Furies of Calderon (Codex Alera, Book 1) — see my earlier post. Very enjoyable epic fantasy. Instead of actively reading this book, I downloaded an audio version from audible.com. Kate Reading’s narration was very skillful; she provided a variety of distinct voices. My only quibble was that the main character, Tavi, sounded a bit too sullen.
The Fellowship of the Ring. Definitely not my first reading of the first part of Tolkien’s Lord of the Rings cycle… Each time I read the series I appreciate a different aspect of his writing. Last time it was the poetic use of language (I listened to the audio version). This time I particularly noticed the description of the lands’ geography and land forms.
Grave Peril (The Dresden Files, Book 3). This paranormal installment of the Dresden files introduces the residual memories of dead humans (ghosts) and the Knights of the Cross. Butcher does a good job describing faith as a powerful force in the world.
Summer Knight (The Dresden Files, Book 4). I really enjoyed learning more about the White Council of wizards, but the world of faerie wasn’t my favorite.
Academ’s Fury (Codex Alera, Book 2). There’s a lot going on in this novel and it somewhat suffers as a “middle” book in the series. New enemies and seemingly forgotten threads from book one caused some bemusement, but a deeper look at the world’s political structure and intrigue fascinated.
Death Masks (The Dresden Files, Book 5). Strange collision of demons, the Shroud of Turin, and a war between wizards and vampires. The final pages definitely set up a looming confrontation in Dresden’s near future.
Blood Rites (The Dresden Files, Book 6). Readers learn more about Dresden’s past.
Frankly, I don’t care for urban fantasies. My preference is for a more fully realized imaginary world, but a friend at work kept mentioning how she was devouring The Dresden Files series by Jim Butcher, so I thought I give the first novel a try.
Storm Front (The Dresden Files, Book 1) introduces a slightly alternate Chicago where Harry Blackstone Copperfield Dresden has set up shop as a paranormal investigation consultant (no love potions). Most people don’t believe in the supernatural (wizards, vampires, werewolves, sorcery, etc), but Harry does get a few responses to his advertisement in the Yellow Pages. He also consults with Special Investigations of the Chicago Police Department. No one really takes him seriously, but he gets paid nonetheless. He is a real wizard with real powers; in fact, he’s one of the more powerful human magic users in the world.
The novel is an interesting mix of detective mystery, light horror, and urban fantasy. But what really ties it together is the humor. Harry is sarcastic, witty, and has a timely knack of understatement which gives him a lot of personality. The book is a fast read because of the humor but also due to the first person narrative.
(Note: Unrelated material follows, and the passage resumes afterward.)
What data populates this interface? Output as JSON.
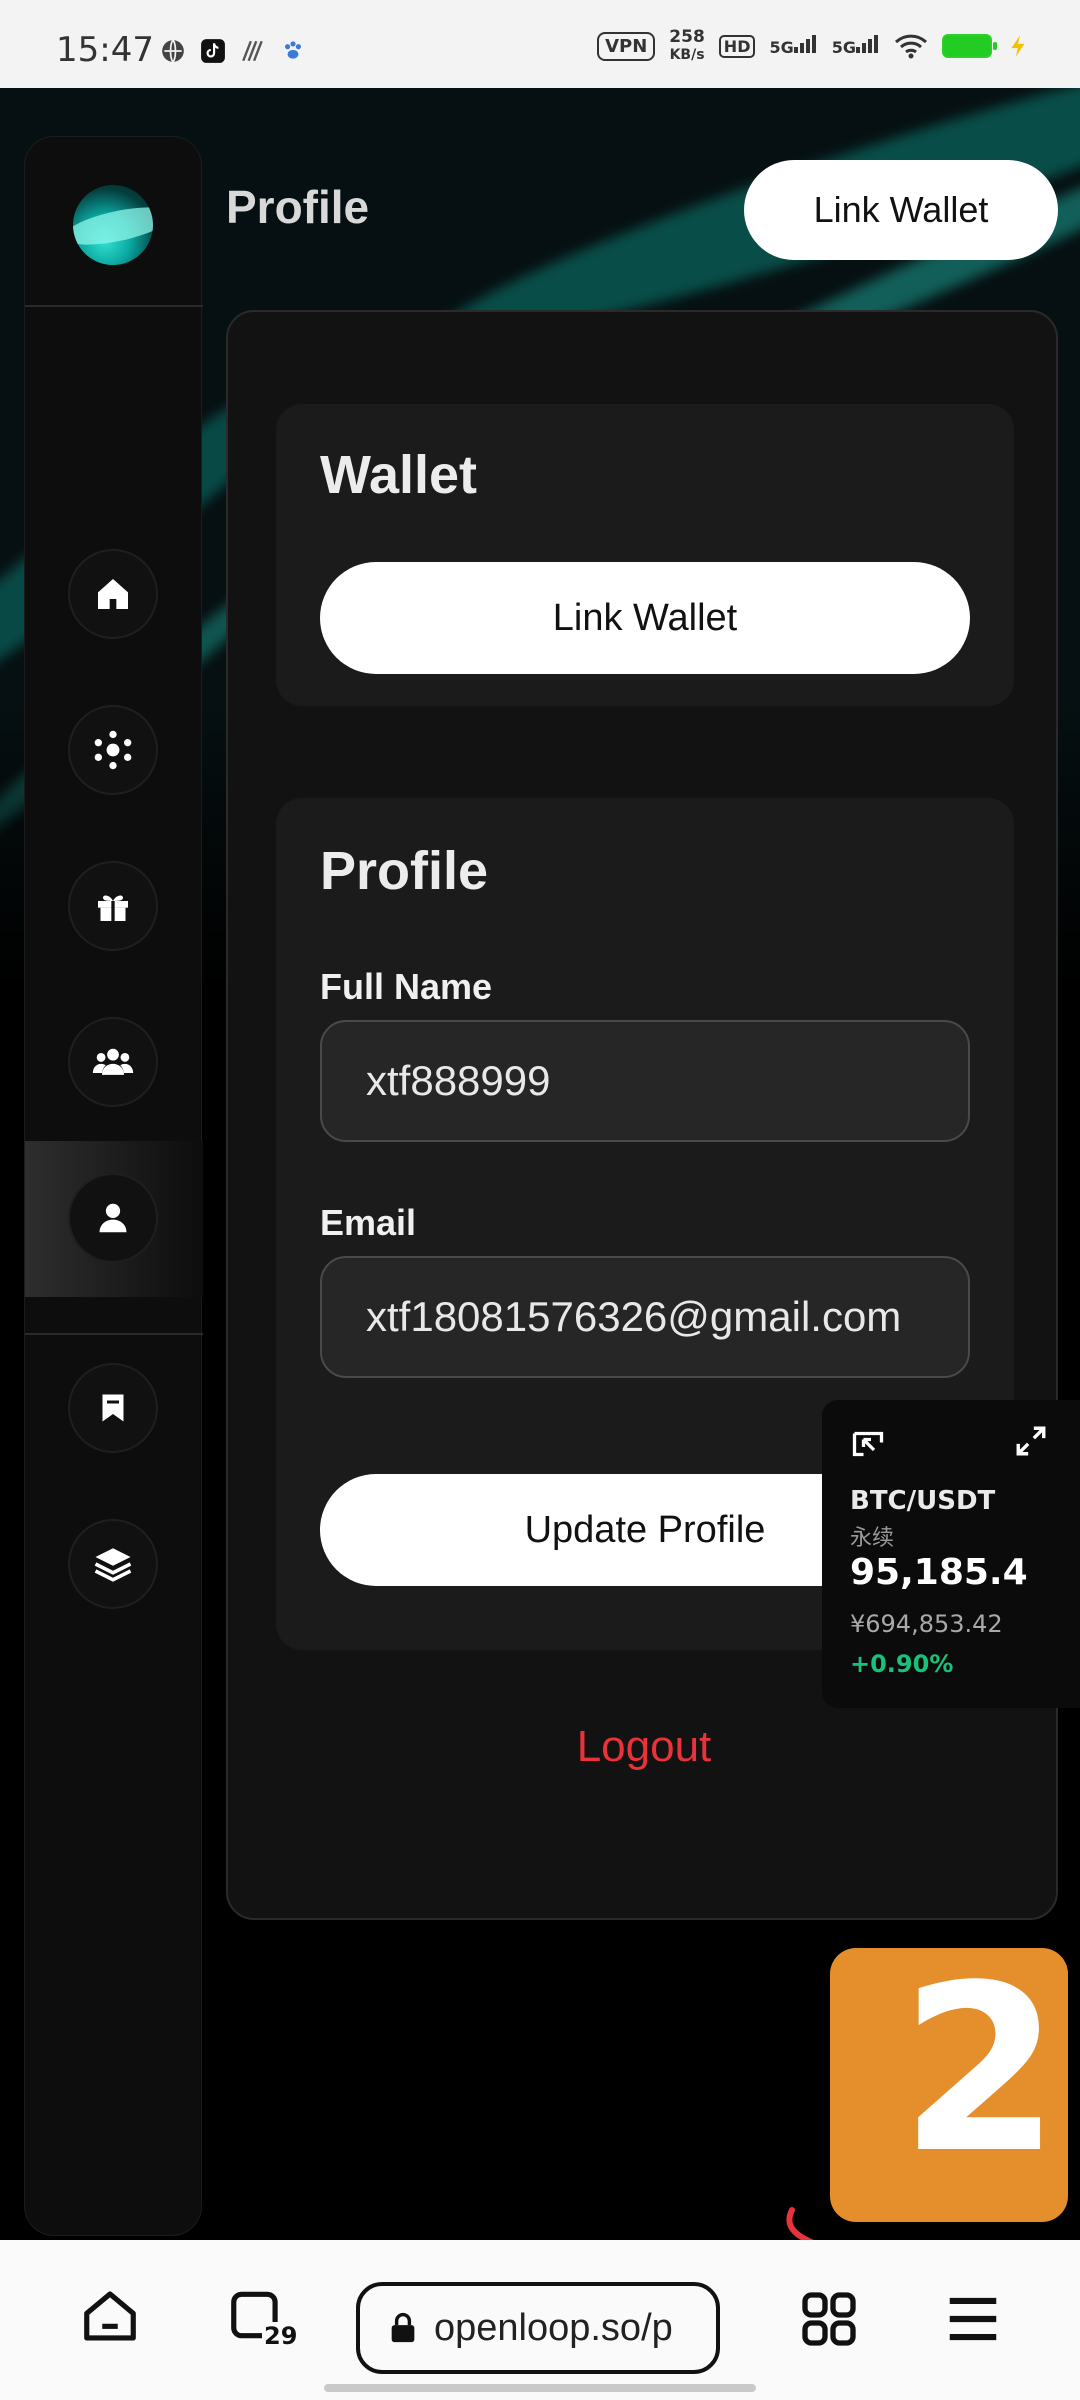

There are enough pop culture and literary (genre) references that I was thoroughly entertained. For example, a new mailman points to Harry’s doorsign which reads “Harry Dresden. Wizard.” Incredulous, he asks,
“Spells and potions? Demons and incantations? Subtle and quick to anger?”
Harry responds, “Not so subtle”.
This is obviously a reference to The Fellowship of the Ring when Gildor the Elf advises Frodo Baggins:
Do not meddle in the affairs of Wizards, for they are subtle and quick to anger. (Book I, Chapter 3 “Three is Company”)
As with his more traditional fantasy novel Furies of Calderon (Codex Alera, Book 1), Jim Butcher is a master of only doling out small pieces of information from book-to-book. Only glimpses of Harry’s training and family, the nature of the White Council of Wizards, and the creatures of magic are given. While the reader wants to know more, somehow Butcher’s parceling of data seems right.
With the mixture of the mundane and the supernatural, it’s definitely a good start to a series.